Contrary to rumor, I am not the model for the Jewish organizer played by the late Ron Leibman in the film. As it happens, I got to town just a little bit after the movie ended. That’s when I met and became friends with Louis Harrell.
I’m still putting the story together with elements that may or may not include the Roanoke River, cotton mills, Brown Lung disease, the 1934 General Strike, coal miners, cotton dust, graveyard shift, pall bearers, porch swings and how I came to write my song “Go To Work On Monday.” Even I won’t know how the story ends until I tell it to you tomorrow evening.
Click https://www.eventbrite.com/e/local-lives-wfae-tickets-134280846627?aff=storytellerpromo to listen and find out why I’m still telling stories.
ABOUT LOCAL LIVES

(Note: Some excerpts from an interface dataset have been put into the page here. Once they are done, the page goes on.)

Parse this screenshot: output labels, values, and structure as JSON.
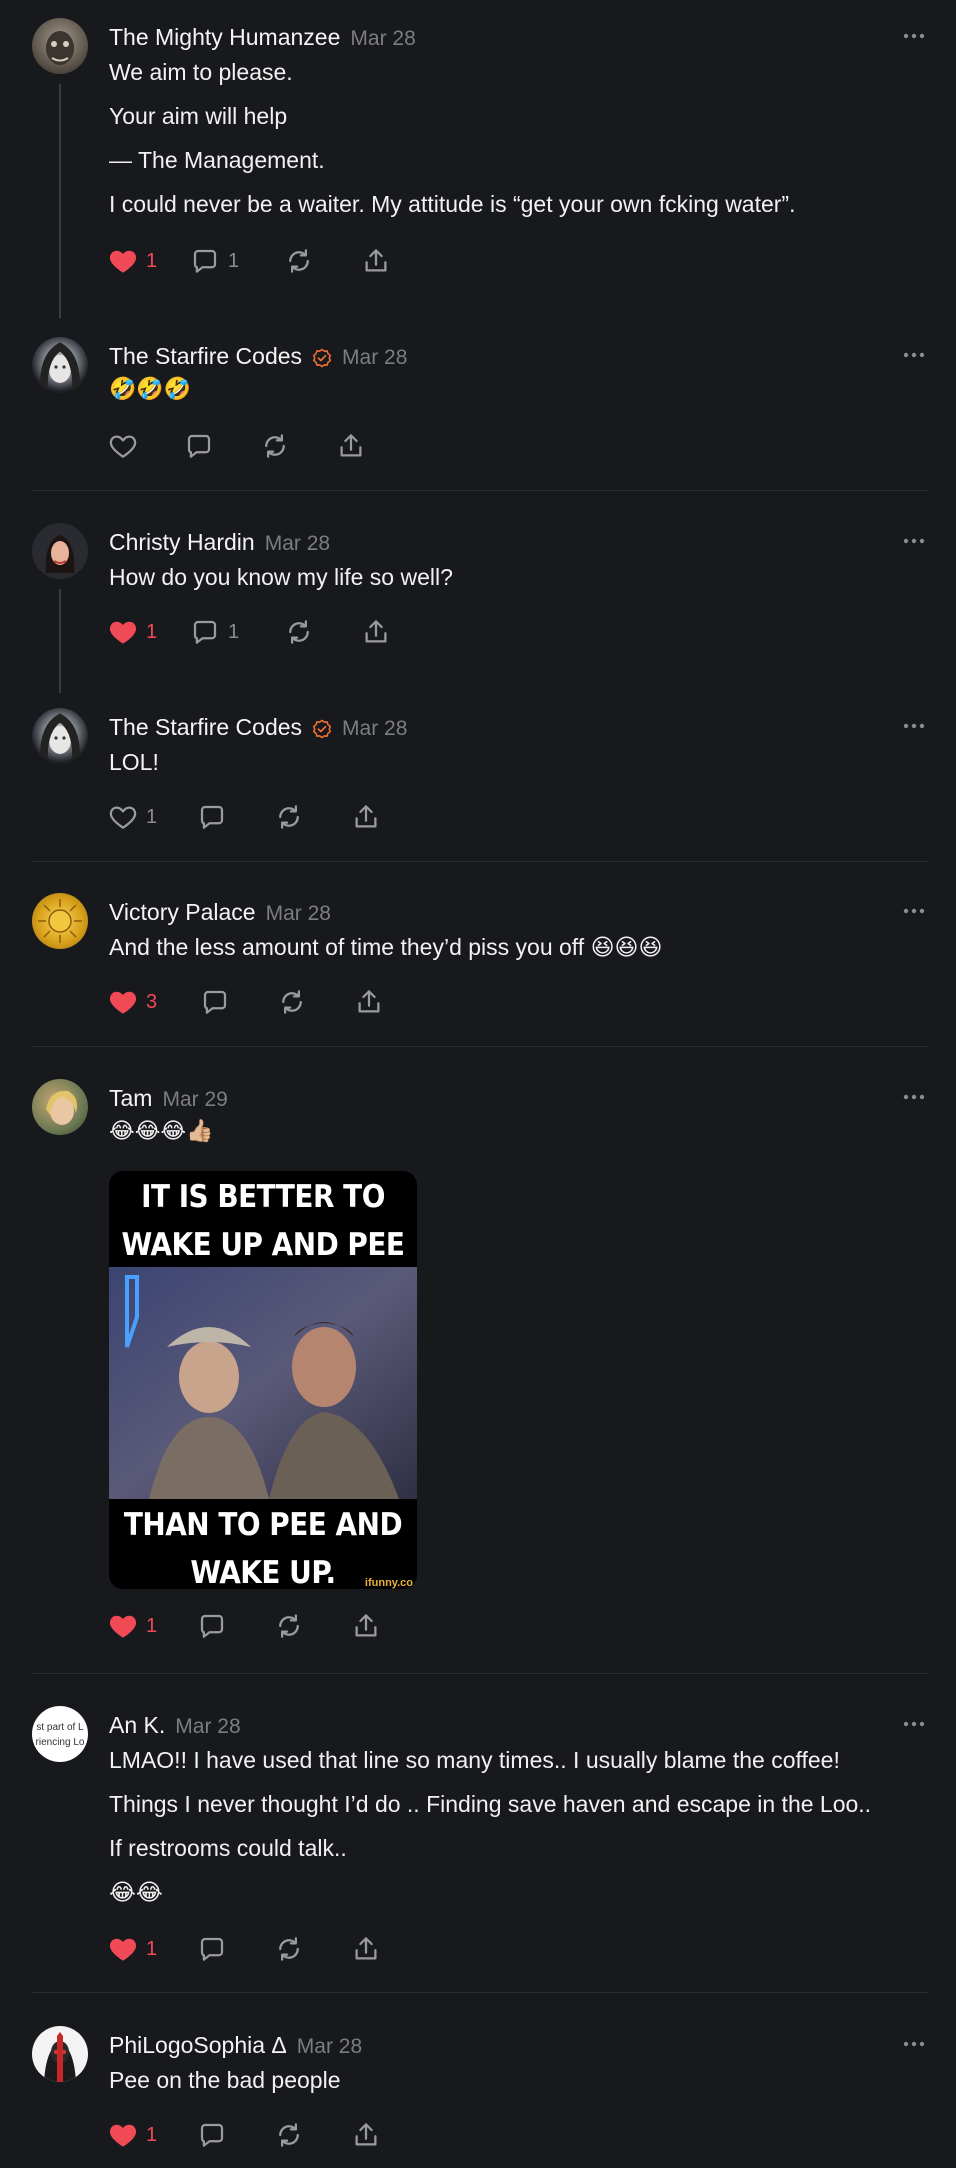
{
  "posts": [
    {
      "author": "The Mighty Humanzee",
      "date": "Mar 28",
      "lines": [
        "We aim to please.",
        "Your aim will help",
        "— The Management.",
        "I could never be a waiter. My attitude is “get your own fcking water”."
      ],
      "likes": "1",
      "comments": "1"
    },
    {
      "author": "The Starfire Codes",
      "date": "Mar 28",
      "emoji": "🤣🤣🤣"
    },
    {
      "author": "Christy Hardin",
      "date": "Mar 28",
      "text": "How do you know my life so well?",
      "likes": "1",
      "comments": "1"
    },
    {
      "author": "The Starfire Codes",
      "date": "Mar 28",
      "text": "LOL!",
      "likes": "1"
    },
    {
      "author": "Victory Palace",
      "date": "Mar 28",
      "text": "And the less amount of time they’d piss you off",
      "emoji": "😆😆😆",
      "likes": "3"
    },
    {
      "author": "Tam",
      "date": "Mar 29",
      "emoji": "😂😂😂👍🏼",
      "likes": "1",
      "meme": {
        "top": "IT IS BETTER TO WAKE UP AND PEE",
        "bottom": "THAN TO PEE AND WAKE UP.",
        "watermark": "ifunny.co"
      }
    },
    {
      "author": "An K.",
      "date": "Mar 28",
      "avatar_text": "st part of L riencing Lo",
      "lines": [
        "LMAO!! I have used that line so many times.. I usually blame the coffee!",
        "Things I never thought I’d do .. Finding save haven and escape in the Loo..",
        "If restrooms could talk.."
      ],
      "emoji": "😂😂",
      "likes": "1"
    },
    {
      "author": "PhiLogoSophia Δ",
      "date": "Mar 28",
      "text": "Pee on the bad people",
      "likes": "1"
    }
  ],
  "colors": {
    "background": "#18191c",
    "liked": "#ef4a56",
    "verified": "#ee7033",
    "muted": "#8b8c91"
  },
  "icons": [
    "heart-icon",
    "comment-icon",
    "repost-icon",
    "share-icon",
    "more-icon",
    "verified-icon"
  ]
}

Local Live(s) is a storytelling event focused on deepening the connection between journalists and the communities they serve. And it’s all virtual, so you can watch and participate from the comfort of your couch. They’ll be live music and fantastic true stories from journalists and local legends. Get your tickets and more info here: https://www.eventbrite.com/e/local-lives-wfae-tickets-134280846627?aff=storytellerpromo

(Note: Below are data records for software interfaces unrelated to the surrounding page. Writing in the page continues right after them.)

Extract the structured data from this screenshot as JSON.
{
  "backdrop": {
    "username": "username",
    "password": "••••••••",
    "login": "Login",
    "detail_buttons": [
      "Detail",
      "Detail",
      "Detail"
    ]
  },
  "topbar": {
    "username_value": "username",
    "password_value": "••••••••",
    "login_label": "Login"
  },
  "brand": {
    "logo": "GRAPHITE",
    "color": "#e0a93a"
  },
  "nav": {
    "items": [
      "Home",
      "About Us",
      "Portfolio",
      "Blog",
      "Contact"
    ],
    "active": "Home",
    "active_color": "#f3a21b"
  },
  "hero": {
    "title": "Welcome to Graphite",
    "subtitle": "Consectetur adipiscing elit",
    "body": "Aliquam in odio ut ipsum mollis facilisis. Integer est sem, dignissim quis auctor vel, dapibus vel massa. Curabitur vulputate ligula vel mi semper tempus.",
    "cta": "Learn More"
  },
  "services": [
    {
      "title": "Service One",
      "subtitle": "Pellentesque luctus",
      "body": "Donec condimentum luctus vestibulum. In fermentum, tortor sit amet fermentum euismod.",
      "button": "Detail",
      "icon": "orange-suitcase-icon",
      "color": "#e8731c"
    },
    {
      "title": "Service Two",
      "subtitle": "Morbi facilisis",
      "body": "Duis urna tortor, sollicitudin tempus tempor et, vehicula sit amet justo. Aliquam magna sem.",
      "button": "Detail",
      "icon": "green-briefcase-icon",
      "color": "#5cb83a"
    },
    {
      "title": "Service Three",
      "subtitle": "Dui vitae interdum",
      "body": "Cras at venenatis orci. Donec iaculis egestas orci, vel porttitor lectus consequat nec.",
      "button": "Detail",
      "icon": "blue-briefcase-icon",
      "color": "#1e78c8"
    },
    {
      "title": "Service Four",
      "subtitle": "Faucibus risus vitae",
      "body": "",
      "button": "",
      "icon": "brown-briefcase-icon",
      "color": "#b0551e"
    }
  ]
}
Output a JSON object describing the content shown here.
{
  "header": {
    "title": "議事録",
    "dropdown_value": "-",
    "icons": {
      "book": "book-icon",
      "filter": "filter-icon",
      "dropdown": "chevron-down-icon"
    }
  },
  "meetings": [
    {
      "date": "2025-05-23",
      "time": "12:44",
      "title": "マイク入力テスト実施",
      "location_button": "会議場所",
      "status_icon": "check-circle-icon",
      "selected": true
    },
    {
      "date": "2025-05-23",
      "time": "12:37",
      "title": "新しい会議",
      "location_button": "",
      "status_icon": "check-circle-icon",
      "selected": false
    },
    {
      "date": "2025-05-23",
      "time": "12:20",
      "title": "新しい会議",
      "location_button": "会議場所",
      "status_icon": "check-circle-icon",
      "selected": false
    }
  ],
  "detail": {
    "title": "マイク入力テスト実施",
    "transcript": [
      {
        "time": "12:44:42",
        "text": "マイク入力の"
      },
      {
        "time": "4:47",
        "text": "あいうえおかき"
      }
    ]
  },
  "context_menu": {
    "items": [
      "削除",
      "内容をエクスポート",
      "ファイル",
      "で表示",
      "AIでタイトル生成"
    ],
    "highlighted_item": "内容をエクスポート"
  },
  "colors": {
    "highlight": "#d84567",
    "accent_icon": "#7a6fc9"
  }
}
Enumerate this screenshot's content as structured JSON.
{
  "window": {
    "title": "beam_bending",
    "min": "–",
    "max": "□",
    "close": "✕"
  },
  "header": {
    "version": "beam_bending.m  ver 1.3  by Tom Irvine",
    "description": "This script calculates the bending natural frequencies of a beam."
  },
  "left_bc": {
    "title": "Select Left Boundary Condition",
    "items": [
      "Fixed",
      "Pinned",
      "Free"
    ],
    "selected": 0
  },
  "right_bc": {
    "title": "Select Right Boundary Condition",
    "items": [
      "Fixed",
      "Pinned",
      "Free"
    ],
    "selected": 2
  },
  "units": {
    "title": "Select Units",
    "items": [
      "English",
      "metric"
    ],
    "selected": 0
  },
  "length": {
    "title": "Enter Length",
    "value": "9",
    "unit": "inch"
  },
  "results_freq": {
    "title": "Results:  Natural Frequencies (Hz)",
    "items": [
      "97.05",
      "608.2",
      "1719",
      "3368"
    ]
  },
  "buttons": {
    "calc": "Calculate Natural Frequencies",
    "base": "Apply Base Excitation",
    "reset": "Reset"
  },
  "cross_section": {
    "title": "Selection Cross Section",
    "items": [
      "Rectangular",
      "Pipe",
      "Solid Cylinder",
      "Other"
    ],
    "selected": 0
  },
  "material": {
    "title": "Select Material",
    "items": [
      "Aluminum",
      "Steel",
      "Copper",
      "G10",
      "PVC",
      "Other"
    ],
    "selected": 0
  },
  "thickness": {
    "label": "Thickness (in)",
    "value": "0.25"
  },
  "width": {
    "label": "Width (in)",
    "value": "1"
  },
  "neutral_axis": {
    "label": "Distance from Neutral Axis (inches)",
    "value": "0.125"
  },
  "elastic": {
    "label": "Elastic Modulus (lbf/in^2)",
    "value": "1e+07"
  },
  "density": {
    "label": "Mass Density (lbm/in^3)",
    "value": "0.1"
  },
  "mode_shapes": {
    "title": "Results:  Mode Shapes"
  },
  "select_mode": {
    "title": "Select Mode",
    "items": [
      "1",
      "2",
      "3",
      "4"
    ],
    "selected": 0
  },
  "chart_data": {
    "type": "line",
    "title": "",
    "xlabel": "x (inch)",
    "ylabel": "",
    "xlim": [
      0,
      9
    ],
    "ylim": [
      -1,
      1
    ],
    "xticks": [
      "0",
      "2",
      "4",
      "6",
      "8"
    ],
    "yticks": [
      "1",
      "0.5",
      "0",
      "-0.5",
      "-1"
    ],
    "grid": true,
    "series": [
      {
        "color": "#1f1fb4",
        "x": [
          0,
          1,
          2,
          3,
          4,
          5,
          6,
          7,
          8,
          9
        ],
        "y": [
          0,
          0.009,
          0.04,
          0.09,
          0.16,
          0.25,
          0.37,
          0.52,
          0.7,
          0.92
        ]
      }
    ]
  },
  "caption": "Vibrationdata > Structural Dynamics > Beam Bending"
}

When I learned Saro Lynch-Thomason was planning to launch a Patreon campaign, where people who deeply believe in a particular artist agree to make regular monthly contributions to support her work, and in return receive examples of that work that might not be otherwise available, I wrote her thusly:
I asked Saro Lynch-Thomason if I could be the first to make a monthly pledge to her new Patreon campaign, not just because of our long friendship, but because I deeply believe in Saro, the work she does, the values she stands for. A gentle, tough soul, Saro gives us hope for the future of music that makes a difference, of work that helps us imagine and create a better, gentler, more just world.

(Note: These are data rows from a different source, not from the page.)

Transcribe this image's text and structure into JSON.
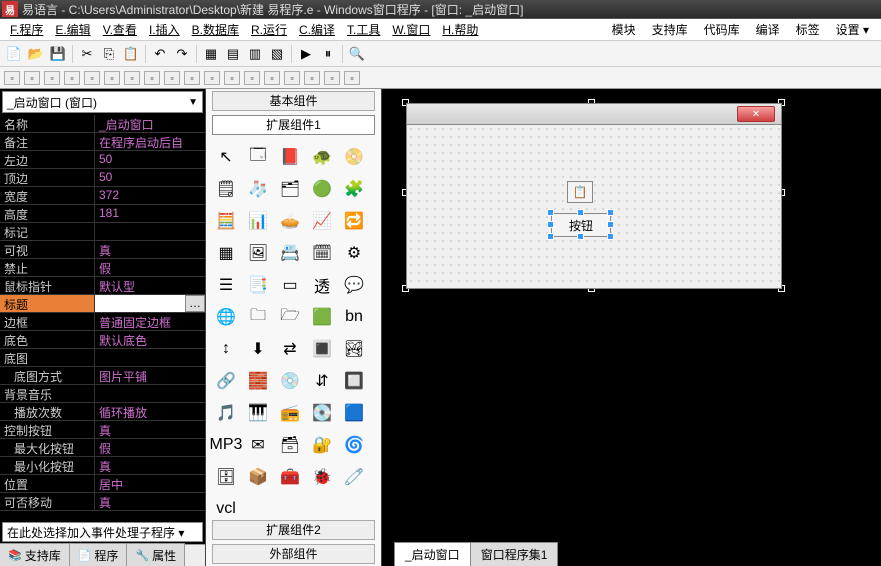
{
  "title": "易语言 - C:\\Users\\Administrator\\Desktop\\新建 易程序.e - Windows窗口程序 - [窗口: _启动窗口]",
  "menu": [
    "F.程序",
    "E.编辑",
    "V.查看",
    "I.插入",
    "B.数据库",
    "R.运行",
    "C.编译",
    "T.工具",
    "W.窗口",
    "H.帮助"
  ],
  "rmenu": [
    "模块",
    "支持库",
    "代码库",
    "编译",
    "标签",
    "设置 ▾"
  ],
  "dropdown": "_启动窗口 (窗口)",
  "props": [
    {
      "n": "名称",
      "v": "_启动窗口"
    },
    {
      "n": "备注",
      "v": "在程序启动后自"
    },
    {
      "n": "左边",
      "v": "50"
    },
    {
      "n": "顶边",
      "v": "50"
    },
    {
      "n": "宽度",
      "v": "372"
    },
    {
      "n": "高度",
      "v": "181"
    },
    {
      "n": "标记",
      "v": ""
    },
    {
      "n": "可视",
      "v": "真"
    },
    {
      "n": "禁止",
      "v": "假"
    },
    {
      "n": "鼠标指针",
      "v": "默认型"
    },
    {
      "n": "标题",
      "v": "",
      "sel": true,
      "e": true
    },
    {
      "n": "边框",
      "v": "普通固定边框"
    },
    {
      "n": "底色",
      "v": "默认底色"
    },
    {
      "n": "底图",
      "v": ""
    },
    {
      "n": "底图方式",
      "v": "图片平铺",
      "i": 1
    },
    {
      "n": "背景音乐",
      "v": ""
    },
    {
      "n": "播放次数",
      "v": "循环播放",
      "i": 1
    },
    {
      "n": "控制按钮",
      "v": "真"
    },
    {
      "n": "最大化按钮",
      "v": "假",
      "i": 1
    },
    {
      "n": "最小化按钮",
      "v": "真",
      "i": 1
    },
    {
      "n": "位置",
      "v": "居中"
    },
    {
      "n": "可否移动",
      "v": "真"
    }
  ],
  "eventdrop": "在此处选择加入事件处理子程序 ▾",
  "btabs": [
    {
      "l": "支持库",
      "i": "📚"
    },
    {
      "l": "程序",
      "i": "📄"
    },
    {
      "l": "属性",
      "i": "🔧"
    }
  ],
  "comptabs": [
    "基本组件",
    "扩展组件1"
  ],
  "comptabs2": [
    "扩展组件2",
    "外部组件"
  ],
  "designbutton": "按钮",
  "doctabs": [
    "_启动窗口",
    "窗口程序集1"
  ]
}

Songwriter, singer, teacher, historian, author, graphic designer, artist — amazingly enough, she’s good at them all. But what I love and respect most about Saro is her essential decency and humanity, her rootedness in community and in care for others. Here’s a quote from her Patreon site:
“My song craft is about equipping living generations with what musician and organizer Utah Phillips called ‘the long memory.’ I believe that when we listen to the stories behind our songs, we are better prepared to walk the paths of resistance and resilience well worn by those who came before us.”
I’ve never before used this newsletter to request financial support for another artist. But in addition to all of the above, there’s a particular reason I hope you’ll join me in helping give Saro the space and support she needs to continue and enhance her good work. As she writes on her Patreon page:
“And, to be real, this Patreon is also a way to help support my self-care. I live with several autoimmune conditions and a separate form of chronic nerve pain. Dealing with these conditions can be tough, and the stability offered by monthly patronage allows me to regulate my schedule and take care of myself while still getting to produce the art I love!”
I hope as many of you as possible will join me in supporting this truly remarkable artist and humanitarian. All you need to do to get started is to click on the text below.
For this time in which so many of us are far away from family and friends, here’s Saro singing “10,000 Miles Away,” backed up by Sam Gleaves, Liam Purcell and Hasee Ciaccio.